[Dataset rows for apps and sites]
--

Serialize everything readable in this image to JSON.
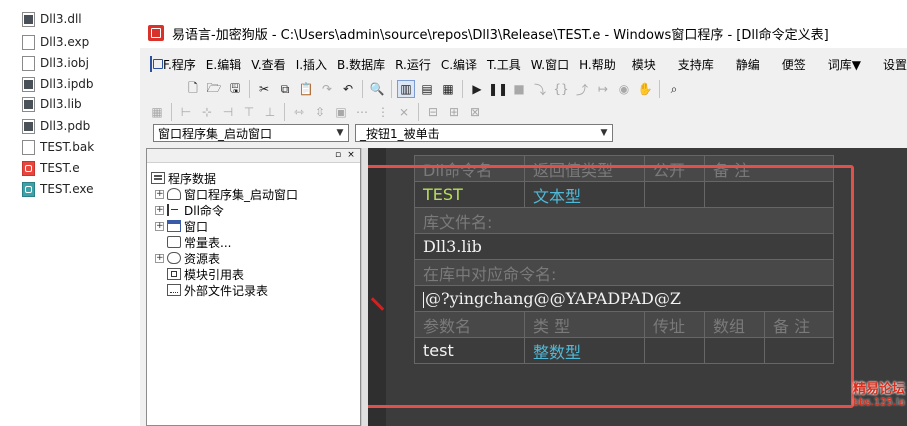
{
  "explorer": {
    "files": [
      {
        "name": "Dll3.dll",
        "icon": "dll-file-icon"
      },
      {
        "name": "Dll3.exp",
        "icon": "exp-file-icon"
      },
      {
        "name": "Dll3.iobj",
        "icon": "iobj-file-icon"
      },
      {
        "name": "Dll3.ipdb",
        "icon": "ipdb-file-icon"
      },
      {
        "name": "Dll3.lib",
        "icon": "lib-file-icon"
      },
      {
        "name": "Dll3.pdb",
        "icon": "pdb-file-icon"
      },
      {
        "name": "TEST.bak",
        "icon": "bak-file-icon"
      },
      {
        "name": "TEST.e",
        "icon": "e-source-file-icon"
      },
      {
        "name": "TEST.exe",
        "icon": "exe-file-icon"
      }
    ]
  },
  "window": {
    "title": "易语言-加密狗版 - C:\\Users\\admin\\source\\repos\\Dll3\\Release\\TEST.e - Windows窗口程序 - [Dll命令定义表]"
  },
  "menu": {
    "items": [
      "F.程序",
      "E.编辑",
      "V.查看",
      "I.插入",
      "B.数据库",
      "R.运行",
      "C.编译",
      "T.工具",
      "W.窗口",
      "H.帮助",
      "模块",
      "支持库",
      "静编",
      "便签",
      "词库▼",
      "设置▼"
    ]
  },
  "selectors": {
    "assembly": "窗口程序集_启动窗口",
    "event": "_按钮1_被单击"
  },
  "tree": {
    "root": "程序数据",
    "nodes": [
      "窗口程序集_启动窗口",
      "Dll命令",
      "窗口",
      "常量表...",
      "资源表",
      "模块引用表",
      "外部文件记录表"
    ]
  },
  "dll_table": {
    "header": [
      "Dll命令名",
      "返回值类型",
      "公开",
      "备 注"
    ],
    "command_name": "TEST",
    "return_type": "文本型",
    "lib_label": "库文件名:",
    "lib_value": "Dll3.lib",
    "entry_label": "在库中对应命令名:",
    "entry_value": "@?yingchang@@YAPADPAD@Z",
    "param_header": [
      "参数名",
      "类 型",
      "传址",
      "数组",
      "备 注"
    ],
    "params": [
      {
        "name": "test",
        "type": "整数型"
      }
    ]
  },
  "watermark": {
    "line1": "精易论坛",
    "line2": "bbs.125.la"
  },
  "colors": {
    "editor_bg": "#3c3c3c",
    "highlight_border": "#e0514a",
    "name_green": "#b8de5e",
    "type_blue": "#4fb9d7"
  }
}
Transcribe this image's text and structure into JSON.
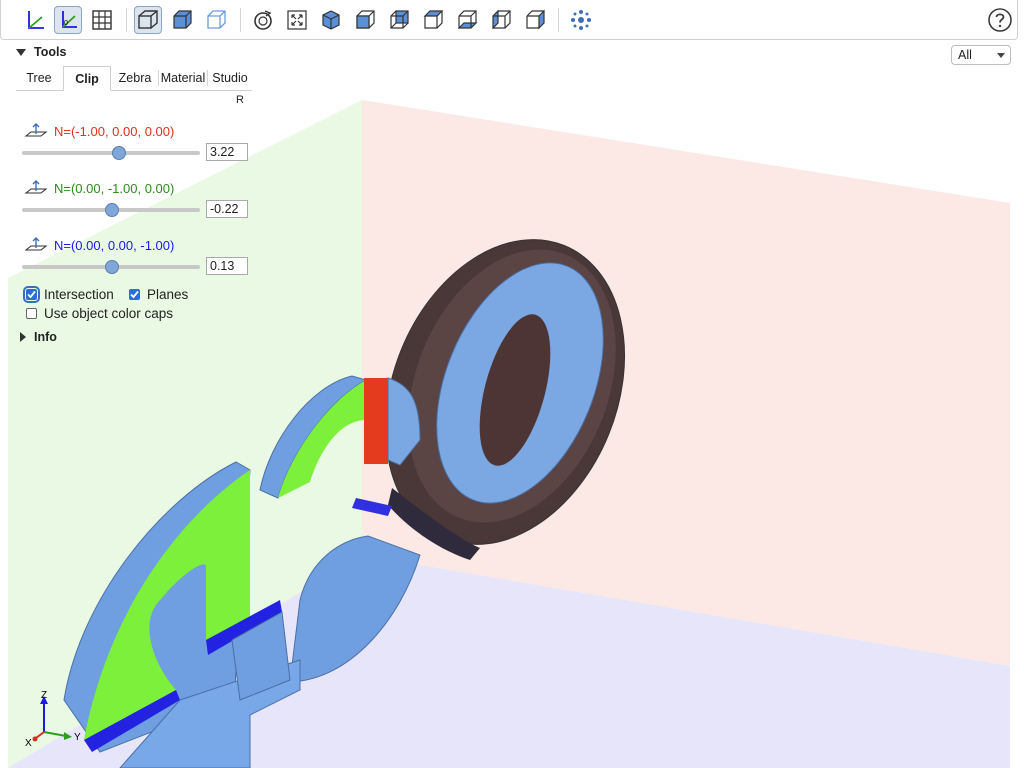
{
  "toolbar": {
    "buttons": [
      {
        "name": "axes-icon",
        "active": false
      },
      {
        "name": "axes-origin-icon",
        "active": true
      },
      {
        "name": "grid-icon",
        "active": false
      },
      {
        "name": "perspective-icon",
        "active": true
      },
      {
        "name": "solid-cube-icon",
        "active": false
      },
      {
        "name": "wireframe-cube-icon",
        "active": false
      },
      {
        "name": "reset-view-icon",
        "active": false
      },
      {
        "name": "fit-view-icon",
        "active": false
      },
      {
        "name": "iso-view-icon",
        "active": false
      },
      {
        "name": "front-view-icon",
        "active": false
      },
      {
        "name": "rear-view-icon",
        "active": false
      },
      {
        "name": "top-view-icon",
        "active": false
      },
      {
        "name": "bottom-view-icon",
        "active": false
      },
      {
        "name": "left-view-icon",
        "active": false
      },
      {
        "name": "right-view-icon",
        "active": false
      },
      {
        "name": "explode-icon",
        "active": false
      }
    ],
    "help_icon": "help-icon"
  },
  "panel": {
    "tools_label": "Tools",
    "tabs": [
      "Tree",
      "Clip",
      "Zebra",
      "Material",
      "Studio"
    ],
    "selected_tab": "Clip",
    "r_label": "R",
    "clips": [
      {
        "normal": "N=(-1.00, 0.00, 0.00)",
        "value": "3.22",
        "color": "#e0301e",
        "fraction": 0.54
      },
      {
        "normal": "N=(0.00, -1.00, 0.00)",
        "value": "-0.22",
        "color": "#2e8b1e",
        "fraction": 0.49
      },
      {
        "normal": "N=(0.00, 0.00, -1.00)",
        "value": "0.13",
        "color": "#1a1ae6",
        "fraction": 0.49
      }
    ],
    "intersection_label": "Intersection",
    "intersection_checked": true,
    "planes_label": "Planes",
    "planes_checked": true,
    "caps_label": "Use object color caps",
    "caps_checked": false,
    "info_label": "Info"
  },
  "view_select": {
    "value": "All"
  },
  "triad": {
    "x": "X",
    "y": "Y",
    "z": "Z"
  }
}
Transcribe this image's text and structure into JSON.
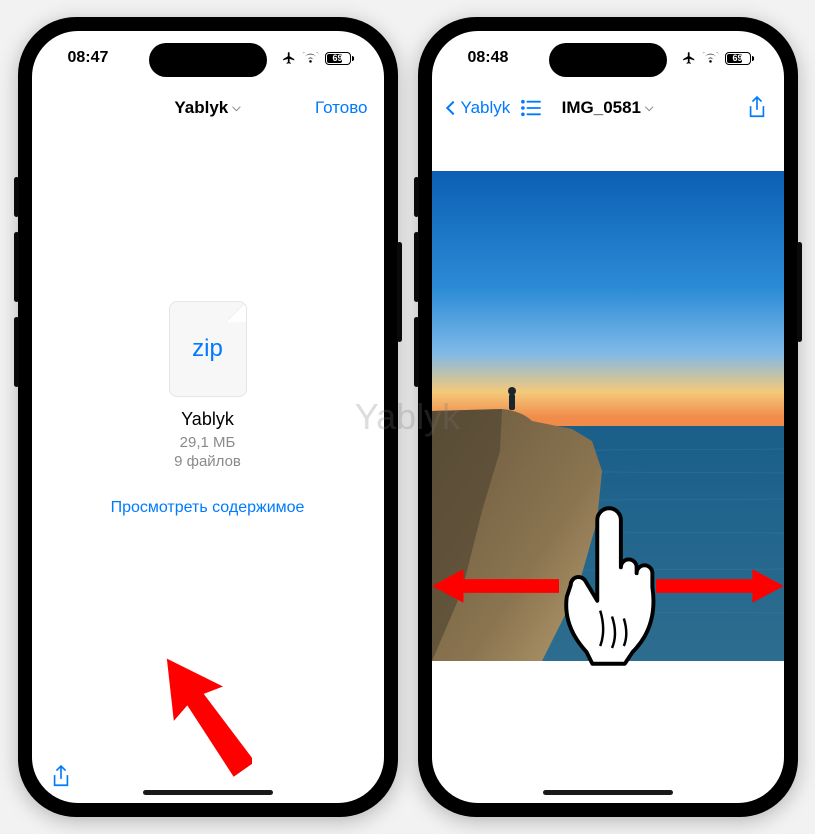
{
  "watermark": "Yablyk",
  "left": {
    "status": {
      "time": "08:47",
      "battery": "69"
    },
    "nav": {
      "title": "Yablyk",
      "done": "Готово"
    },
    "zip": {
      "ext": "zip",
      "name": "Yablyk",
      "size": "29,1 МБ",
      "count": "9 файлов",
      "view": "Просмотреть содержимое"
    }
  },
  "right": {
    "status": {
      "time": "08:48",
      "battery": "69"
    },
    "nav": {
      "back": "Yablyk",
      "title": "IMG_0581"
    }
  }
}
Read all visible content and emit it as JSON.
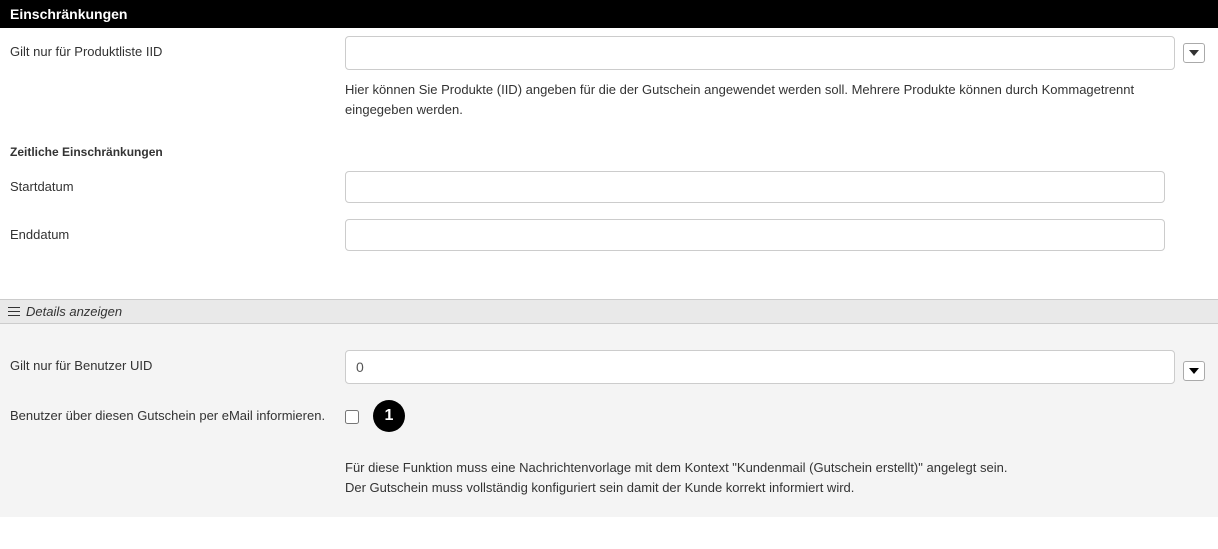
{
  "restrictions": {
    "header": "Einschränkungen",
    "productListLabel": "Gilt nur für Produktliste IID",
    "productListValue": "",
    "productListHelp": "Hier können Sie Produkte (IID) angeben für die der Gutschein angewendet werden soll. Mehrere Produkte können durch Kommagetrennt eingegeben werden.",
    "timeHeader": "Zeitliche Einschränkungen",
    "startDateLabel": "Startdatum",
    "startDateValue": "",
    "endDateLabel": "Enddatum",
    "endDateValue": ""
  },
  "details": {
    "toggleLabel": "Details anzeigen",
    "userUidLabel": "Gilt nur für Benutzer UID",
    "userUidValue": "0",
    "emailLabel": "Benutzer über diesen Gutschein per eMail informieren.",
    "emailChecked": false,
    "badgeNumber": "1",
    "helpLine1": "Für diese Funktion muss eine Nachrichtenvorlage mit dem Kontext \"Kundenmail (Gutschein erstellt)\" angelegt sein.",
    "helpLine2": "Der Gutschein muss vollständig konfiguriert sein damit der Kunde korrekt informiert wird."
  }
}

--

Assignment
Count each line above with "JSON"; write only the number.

Written answer
4